The other key component to good pool circulation is frequently backwashing your filter. Backwashing refers to reversing the flow of water through your filter and shunting the dirty water and built-up contaminants to the waste port, carrying them out of your pool. 

Pool Cleaning Schedule 

If it has proper circulation, you’ve already made cleaning your pool much easier. But you’ll still need to apply some good old-fashioned elbow grease. The basic tools you’ll need are: 

  1. Skimmer Net 
  2. Pool Brush 
  3. Pool Vacuum 

Skim, brush, and vacuum your pool weekly, at a minimum. This will keep debris out of your water, and your walls sparkling clean. An automatic pool cleaner can significantly cut your pool cleaning time. It won’t eliminate the need for regular skimming and brushing, but it’ll make both tasks easier, freeing you up to spend time enjoying your pool instead of cleaning it. Ask us about automatic pool cleaners and where to get them! When using a manual vacuum refer to these steps: 

  1. Attach Vacuum Head 

and Hose to the 

Telescopic Pole: First, 

ensure the pump and filter 

are running. Attach the 

vacuum head to the open 

end of the telescopic pole. 

Attach one end of the hose 

to the vac head. If the hose 

is slippery, use a hose 

clamp to keep it in place. 


  1. Fill The Vacuum Hose with Water to Remove Air: Place the vac head, telescopic pole, and hose in the pool, making sure the vac head rests on the bottom of the pool. Place the other end of the  vacuum hose against a return jet in the pool. This will push water through the hose and drive all the air out. Note: You’ll see air bubbles rising from the vacuum head on the floor of the pool. Once the air bubbles stop, all the air is out of the hose. 
  2. Attach Vacuum Hose to Pool Skimmer: Attach the skim vac plate to the end of the hose you’d previously placed against the return jet, block the opening with your hand, and bring it over to the skimmer. Insert it in the skimmer on top of the basket and be sure to create a good seal or suction will be lost. 
  3. Start Vacuuming: Now that you’ve built a powerful siphon using your filter system, you can vacuum the floor of your pool. Start at the shallow end (if you have one) and move toward the deep end of the pool. If you have a round pool, just start at one side and move left or right across the floor. Use long, slow, 

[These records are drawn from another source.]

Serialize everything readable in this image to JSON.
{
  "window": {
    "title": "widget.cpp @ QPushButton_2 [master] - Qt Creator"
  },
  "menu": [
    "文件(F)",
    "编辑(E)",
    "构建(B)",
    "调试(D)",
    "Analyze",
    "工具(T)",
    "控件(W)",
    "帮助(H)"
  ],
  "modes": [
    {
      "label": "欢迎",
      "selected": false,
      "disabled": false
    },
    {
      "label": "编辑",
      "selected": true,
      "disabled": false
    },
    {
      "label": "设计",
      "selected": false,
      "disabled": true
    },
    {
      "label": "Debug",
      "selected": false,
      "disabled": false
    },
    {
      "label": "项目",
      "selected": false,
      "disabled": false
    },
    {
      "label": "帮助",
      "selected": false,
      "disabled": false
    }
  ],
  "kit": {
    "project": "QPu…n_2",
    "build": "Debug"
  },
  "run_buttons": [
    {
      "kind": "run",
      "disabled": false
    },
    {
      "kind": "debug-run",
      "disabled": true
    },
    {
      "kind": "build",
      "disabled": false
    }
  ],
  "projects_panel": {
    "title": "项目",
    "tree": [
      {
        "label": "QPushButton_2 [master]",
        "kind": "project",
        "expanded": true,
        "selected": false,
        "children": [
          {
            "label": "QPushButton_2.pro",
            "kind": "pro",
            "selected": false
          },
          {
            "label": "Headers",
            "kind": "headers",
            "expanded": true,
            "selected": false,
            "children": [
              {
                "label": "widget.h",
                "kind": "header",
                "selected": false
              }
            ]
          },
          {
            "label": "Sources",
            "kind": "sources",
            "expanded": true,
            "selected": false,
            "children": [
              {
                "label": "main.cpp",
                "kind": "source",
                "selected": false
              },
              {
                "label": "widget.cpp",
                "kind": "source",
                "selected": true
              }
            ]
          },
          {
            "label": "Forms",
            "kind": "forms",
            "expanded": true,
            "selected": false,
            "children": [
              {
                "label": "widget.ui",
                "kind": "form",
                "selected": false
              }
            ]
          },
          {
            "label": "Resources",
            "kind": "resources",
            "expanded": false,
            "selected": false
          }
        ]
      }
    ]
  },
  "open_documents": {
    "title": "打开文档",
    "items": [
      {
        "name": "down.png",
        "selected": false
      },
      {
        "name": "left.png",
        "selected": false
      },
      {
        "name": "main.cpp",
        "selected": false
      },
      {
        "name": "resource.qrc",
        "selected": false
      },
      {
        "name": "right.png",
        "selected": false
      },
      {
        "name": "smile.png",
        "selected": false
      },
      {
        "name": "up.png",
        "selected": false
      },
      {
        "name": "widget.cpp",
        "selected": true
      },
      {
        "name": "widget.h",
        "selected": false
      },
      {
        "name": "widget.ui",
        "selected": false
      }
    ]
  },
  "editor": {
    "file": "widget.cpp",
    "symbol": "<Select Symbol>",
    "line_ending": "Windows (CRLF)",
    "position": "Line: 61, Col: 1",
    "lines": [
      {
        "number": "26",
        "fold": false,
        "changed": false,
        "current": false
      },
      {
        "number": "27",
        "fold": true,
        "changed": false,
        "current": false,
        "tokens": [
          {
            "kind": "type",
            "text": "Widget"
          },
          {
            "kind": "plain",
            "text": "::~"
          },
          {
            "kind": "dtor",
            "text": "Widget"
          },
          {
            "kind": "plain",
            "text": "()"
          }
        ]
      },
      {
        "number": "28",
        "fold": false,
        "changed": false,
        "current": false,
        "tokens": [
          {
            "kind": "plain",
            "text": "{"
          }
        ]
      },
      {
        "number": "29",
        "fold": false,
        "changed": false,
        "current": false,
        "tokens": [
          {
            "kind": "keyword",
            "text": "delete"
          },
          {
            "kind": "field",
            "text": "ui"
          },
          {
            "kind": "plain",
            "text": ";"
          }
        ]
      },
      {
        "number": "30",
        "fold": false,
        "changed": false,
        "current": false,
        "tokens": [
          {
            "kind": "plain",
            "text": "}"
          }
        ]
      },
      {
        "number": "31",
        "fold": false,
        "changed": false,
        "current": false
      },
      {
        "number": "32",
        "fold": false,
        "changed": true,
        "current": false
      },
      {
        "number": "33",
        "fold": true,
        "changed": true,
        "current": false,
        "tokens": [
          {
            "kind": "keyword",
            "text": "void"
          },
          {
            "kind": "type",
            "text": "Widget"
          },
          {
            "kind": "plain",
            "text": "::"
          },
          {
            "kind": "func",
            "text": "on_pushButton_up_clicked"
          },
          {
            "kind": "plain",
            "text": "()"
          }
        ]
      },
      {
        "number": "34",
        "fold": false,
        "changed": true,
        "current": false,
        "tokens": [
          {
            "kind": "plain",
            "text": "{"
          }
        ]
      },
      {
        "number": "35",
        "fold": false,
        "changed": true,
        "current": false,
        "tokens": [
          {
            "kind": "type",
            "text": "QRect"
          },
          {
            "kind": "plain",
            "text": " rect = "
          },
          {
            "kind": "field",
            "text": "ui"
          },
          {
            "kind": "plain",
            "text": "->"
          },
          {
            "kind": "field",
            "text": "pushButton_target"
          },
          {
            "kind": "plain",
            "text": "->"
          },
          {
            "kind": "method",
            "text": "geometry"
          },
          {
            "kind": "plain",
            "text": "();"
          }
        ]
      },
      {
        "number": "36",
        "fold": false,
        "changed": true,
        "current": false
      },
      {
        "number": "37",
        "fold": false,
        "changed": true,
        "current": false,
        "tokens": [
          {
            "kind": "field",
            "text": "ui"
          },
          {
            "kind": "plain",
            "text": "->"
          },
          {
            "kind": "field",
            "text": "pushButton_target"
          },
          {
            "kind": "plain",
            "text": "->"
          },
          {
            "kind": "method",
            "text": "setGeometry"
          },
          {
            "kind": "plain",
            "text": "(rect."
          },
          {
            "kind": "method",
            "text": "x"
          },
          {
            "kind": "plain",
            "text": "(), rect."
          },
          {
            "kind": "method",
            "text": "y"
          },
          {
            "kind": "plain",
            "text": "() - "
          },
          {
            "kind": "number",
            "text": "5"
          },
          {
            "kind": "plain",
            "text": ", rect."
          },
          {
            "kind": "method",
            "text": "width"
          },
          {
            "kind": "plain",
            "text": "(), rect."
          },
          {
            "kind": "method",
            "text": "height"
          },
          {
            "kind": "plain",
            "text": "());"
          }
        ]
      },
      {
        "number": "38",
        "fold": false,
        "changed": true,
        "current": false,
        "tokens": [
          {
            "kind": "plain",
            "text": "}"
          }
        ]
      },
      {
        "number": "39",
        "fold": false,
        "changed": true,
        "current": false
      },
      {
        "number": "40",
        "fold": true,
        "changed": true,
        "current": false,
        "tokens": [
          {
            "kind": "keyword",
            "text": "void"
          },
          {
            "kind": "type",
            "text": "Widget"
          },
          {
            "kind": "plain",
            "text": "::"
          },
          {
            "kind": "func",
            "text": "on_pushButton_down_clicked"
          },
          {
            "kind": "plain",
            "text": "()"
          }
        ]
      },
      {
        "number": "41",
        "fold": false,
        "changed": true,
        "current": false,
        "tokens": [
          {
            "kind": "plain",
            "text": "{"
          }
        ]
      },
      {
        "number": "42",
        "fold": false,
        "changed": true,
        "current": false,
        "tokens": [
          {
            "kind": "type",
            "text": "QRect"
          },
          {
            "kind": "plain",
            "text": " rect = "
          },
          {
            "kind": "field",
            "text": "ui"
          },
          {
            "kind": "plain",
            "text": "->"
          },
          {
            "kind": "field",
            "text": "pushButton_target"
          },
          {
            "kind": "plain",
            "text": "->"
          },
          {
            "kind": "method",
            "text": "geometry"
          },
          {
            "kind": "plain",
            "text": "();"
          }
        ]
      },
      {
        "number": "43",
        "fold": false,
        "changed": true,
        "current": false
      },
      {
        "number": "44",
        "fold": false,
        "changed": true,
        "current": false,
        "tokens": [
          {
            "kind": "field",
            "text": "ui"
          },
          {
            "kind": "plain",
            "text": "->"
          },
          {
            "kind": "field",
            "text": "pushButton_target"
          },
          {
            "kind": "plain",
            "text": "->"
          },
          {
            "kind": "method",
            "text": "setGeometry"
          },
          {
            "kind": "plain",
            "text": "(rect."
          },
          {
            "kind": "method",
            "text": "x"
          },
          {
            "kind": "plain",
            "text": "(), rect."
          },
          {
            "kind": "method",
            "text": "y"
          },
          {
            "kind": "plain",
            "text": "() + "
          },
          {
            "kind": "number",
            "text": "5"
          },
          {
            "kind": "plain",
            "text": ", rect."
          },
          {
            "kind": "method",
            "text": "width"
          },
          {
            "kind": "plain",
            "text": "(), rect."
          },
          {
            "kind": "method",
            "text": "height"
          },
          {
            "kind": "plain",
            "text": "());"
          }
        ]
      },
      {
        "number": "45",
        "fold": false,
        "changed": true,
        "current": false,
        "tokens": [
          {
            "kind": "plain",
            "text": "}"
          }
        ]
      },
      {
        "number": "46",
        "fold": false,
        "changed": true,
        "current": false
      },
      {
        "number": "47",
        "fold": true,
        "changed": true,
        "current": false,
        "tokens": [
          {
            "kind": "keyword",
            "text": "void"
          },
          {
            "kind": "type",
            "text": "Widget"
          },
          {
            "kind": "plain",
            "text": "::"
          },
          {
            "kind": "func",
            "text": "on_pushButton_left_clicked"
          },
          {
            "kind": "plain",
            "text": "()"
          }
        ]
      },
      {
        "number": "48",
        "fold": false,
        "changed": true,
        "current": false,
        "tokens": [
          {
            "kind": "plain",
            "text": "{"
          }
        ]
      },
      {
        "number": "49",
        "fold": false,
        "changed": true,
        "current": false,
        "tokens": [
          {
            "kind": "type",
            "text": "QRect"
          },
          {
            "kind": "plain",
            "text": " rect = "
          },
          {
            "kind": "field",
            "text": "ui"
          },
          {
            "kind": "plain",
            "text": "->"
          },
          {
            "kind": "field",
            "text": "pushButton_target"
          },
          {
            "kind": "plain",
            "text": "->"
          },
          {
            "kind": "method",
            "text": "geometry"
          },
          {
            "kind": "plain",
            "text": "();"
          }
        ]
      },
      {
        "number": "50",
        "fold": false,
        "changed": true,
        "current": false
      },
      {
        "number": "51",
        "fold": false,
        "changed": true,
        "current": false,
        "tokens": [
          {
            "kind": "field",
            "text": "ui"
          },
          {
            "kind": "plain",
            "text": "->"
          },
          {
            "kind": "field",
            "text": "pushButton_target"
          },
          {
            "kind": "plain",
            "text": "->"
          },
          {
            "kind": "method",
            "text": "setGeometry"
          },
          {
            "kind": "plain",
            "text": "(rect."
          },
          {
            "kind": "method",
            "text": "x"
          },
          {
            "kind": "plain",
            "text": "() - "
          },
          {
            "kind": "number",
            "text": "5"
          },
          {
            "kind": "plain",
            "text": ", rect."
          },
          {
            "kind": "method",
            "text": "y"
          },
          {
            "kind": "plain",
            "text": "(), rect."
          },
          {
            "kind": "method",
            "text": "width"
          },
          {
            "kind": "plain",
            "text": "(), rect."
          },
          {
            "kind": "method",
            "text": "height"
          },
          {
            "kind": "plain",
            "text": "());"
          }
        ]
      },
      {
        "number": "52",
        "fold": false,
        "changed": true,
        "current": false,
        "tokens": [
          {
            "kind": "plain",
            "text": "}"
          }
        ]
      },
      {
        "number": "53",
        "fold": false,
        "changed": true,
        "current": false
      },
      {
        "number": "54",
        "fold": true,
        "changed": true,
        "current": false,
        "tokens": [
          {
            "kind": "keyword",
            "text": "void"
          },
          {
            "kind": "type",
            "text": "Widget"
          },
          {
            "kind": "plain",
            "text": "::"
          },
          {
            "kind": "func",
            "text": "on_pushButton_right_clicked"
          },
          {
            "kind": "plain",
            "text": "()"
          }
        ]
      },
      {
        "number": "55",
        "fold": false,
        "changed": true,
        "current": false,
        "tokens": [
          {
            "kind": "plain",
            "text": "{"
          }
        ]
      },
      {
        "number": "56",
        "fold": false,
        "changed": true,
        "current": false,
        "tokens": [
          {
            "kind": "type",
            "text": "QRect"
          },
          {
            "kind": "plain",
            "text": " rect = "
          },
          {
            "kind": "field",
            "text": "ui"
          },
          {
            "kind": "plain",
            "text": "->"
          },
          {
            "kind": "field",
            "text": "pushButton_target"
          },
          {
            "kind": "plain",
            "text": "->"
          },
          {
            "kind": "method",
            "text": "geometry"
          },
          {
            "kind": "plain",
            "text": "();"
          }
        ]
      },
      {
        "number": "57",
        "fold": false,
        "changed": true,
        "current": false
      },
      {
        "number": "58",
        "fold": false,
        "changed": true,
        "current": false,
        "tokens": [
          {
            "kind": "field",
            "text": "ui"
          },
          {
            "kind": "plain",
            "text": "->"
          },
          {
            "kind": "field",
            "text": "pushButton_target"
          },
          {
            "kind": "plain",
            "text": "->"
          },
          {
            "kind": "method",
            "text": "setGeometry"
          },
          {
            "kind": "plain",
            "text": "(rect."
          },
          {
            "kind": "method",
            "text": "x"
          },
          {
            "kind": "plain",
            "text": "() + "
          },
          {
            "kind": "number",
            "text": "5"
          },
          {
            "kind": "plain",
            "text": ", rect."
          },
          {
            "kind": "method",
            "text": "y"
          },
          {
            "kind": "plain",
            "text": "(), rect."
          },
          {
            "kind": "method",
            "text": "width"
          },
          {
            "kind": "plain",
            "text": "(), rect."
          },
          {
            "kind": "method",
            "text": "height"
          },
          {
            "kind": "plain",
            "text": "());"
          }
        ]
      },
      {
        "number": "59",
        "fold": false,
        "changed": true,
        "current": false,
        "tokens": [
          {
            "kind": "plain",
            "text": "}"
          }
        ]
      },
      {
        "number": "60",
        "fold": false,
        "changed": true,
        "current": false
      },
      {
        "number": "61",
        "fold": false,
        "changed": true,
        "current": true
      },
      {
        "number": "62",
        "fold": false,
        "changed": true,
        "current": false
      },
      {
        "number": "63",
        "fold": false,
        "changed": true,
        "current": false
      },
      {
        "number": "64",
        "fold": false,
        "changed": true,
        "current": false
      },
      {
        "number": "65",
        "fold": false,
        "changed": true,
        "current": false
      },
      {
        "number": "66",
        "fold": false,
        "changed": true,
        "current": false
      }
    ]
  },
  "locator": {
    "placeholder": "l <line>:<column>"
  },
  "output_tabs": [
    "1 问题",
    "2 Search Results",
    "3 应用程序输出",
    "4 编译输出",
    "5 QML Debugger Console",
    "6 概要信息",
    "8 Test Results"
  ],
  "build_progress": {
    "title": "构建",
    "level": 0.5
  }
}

sweeping strokes to clean. Make sure your strokes overlap slightly to avoid leaving any debris behind. Rushing will just kick up debris, which will reduce visibility and take hours to settle down again. 


Balancing Your Water Chemistry 

While it is an essential part of effective pool maintenance and water care, basic pool chemistry is surprisingly straightforward. The most important tool in your bag of water care tricks is your water testing strips. So before you reach for the chemicals, do some pool water testing. Understanding what’s in your water, and what isn’t, is the first step to balancing it. 

The three most important parts of pool water chemistry are: 

pH levels: The measure of how acidic or basic your pool water is. Low pH levels are acidic, while high levels are basic. The ideal range for your pool is 7.4 to 7.6. 2. Alkalinity: Works as a pH buffer and helps avoid huge spikes in basicity or acidity. The ideal range is 100 to 150 parts per million (ppm). 

 Sanitizer levels: The amount of chlorine, bromine, etc. in your pool water. Proper levels vary depending on which type of sanitizer you choose. 

Once you know your pH, alkalinity, and sanitizer levels, you can start to add chemicals to tweak your water balance. Take your time, follow all the directions, and be sure you know what each chemical does and how it’ll affect the water, and the people who swim in it, before you add it. 

Owning a swimming pool is one of the most rewarding ways to enjoy fun in the sun at home. Yes, it needs regular care, but that doesn’t mean you’ll spend your life shackled to a vacuum or fiddling with your chemistry set. In fact, when you know how your pool works, understand the care it needs and plan ahead, you might find yourself taking pride in your pool care prowess. You’ll enjoy not just your swim, but the peace of mind that comes with regular and thorough pool maintenance